FEDERALISM has featured in ongoing reforms, such as the new Parliamentary Committee on Federal-State Relations, and the promise to fulfil the Malaysia Agreement 1963. But more can be done, especially with the Dewan Negara, which was designed to protect states’ interests. Indeed, the Federal Constitution envisages an increase in the number of senators representing states and giving them direct electoral legitimacy.
The Federation of Malaya and Malaysia came into existence because of agreements by pre-existing entities. And yet the federal government often acts as if it is the emanator of all authority in the land. Today, many people think of Sabah and Sarawak in the desire for greater autonomy. But former Sarawak Attorney General Dato Sri JC Fong has written that federalism in Malaysia can be traced to Negeri Sembilan.
To understand why, we must look to the Minangkabau kingdom of Pagaruyong. Its origin myth centres around a victorious water buffalo, wherein their unweaned calf defeated the Javanese bull because of its desire to find milk from its mother. This yearning for a mother ostensibly inspired a matrilineal society, developing into a system of political, social and economic organisation known as Adat Perpatih.

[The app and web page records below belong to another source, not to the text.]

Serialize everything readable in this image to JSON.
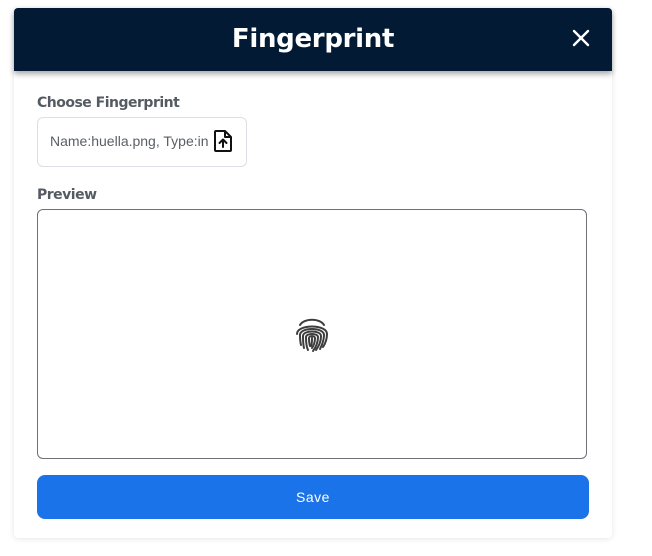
{
  "modal": {
    "title": "Fingerprint",
    "close_icon": "close-icon"
  },
  "choose_fingerprint": {
    "label": "Choose Fingerprint",
    "value": "Name:huella.png, Type:in",
    "icon": "file-upload-icon"
  },
  "preview": {
    "label": "Preview",
    "icon": "fingerprint-icon"
  },
  "actions": {
    "save_label": "Save"
  },
  "colors": {
    "header_bg": "#021a33",
    "primary": "#1a73e8",
    "label_text": "#555b63"
  }
}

A decentralised form of government lay at its core, with traditional sayings describing the election and powers of officeholders, from village heads to the monarch. Justice was also decentralised, with adjudication granted to officeholders operating under the maxim of ‘biar mati anak, jangan mati adat.’ This is often misrepresented as ‘let children die, and adat prevail’, but a truer translation of the context is ‘if your child has been punished according to the law, then the law must prevail”. It is an exhortation towards the rule of law.
Economically, trade was vital, and the phenomenon of ‘merantau’ emerged, where men sought experience and knowledge abroad before returning and contributing to his wife’s clan after marriage. This inculcation of individual responsibility further lends itself to the idea of decentralised power.
Throughout, migration across the straits occurred. In the peninsula, settlers traded, intermarried and created new communities. Until today, the ‘suku’ created by these early interactions – the Biduanda – provide the Undangs, who themselves elect the Yang di-Pertuan Besar.
The first, Raja Melewar, was invited from Pagaruyong to stabilise an increasingly uncertain political situation in the peninsula in 1773. However, when the third ruler Yamtuan Lenggang passed away in 1824, the Padri War had killed much of the Pagaruyong royal family, and the Anglo-Dutch Treaty severed the political link between Pagaruyong and Negeri Sembilan: thus Yamtuan Raden, son of Yamtuan Lenggang, was eventually elected.
Further geopolitical disruption ensued, with the loss of Naning and other colonial territorial reorganisations that transformed the concept of sovereignty. Daulat, with loyalty to a Raja at its core, was being replaced by Kedaulatan, in which geography determined the institutions that affected the Ra’ayat.
The biggest geopolitical event was the Bukit Putus War of 1875, motivated by a British desire to access tin mines and trade routes to feed an expanding Victorian Empire.
Despite his heroism, Yamtuan Antah’s forces were defeated and the resultant peace treaty downgraded his authority.
Relations improved with Yamtuan Antah’s son, Tuanku Muhammad, who together with the Undangs, restored the federation. The adat was intact, with RJ Wilkinson praising Negeri Sembilan’s constitutional government. Within the ambit of the Federated Malay States, Tuanku Muhammad advocated new institutions such as the Malay College and Royal Malay Regiment, while seeking fiscal decentralisation for state projects.
World War II interrupted this model of development. Official history claims that, following the Japanese surrender, the British-created Malayan Union was defeated because Umno galvanised the Malays to oppose an unfair constitution that eroded Malay rights. But opposition was also on the basis of over-centralisation at the states’ expense: an argument that had nothing to do with race.
The Federation of Malaya Agreement 1957 brought about a new Federal Constitution which, with many amendments, operates until today. The Ninth Schedule is often cited as defining federal-state powers, but there are many relevant parts, including Article 3(2) which confirms the Rulers as Heads of Islam in the states. The State Constitution, in turn, refers to ‘Islam as heretofore professed and practised in the State.’
In recent decades, Malaysia has become increasingly centralised and authoritarian, with the Prime Minister becoming more powerful at the expense of check and balance institutions and states’ powers.
Thus we have a golden opportunity to inject decentralisation into the pursuit of institutional reform. As Negeri Sembilan shows, centuries-old traditions of federalism and rule of law can be restored even after periods of turbulence and erosion.
With local elections recently being approved in Kampung Baru Paroi, perhaps Negeri Sembilan can once again lead the way.
From the writer’s speech at the Federalism in Malaysia Conference on July 1.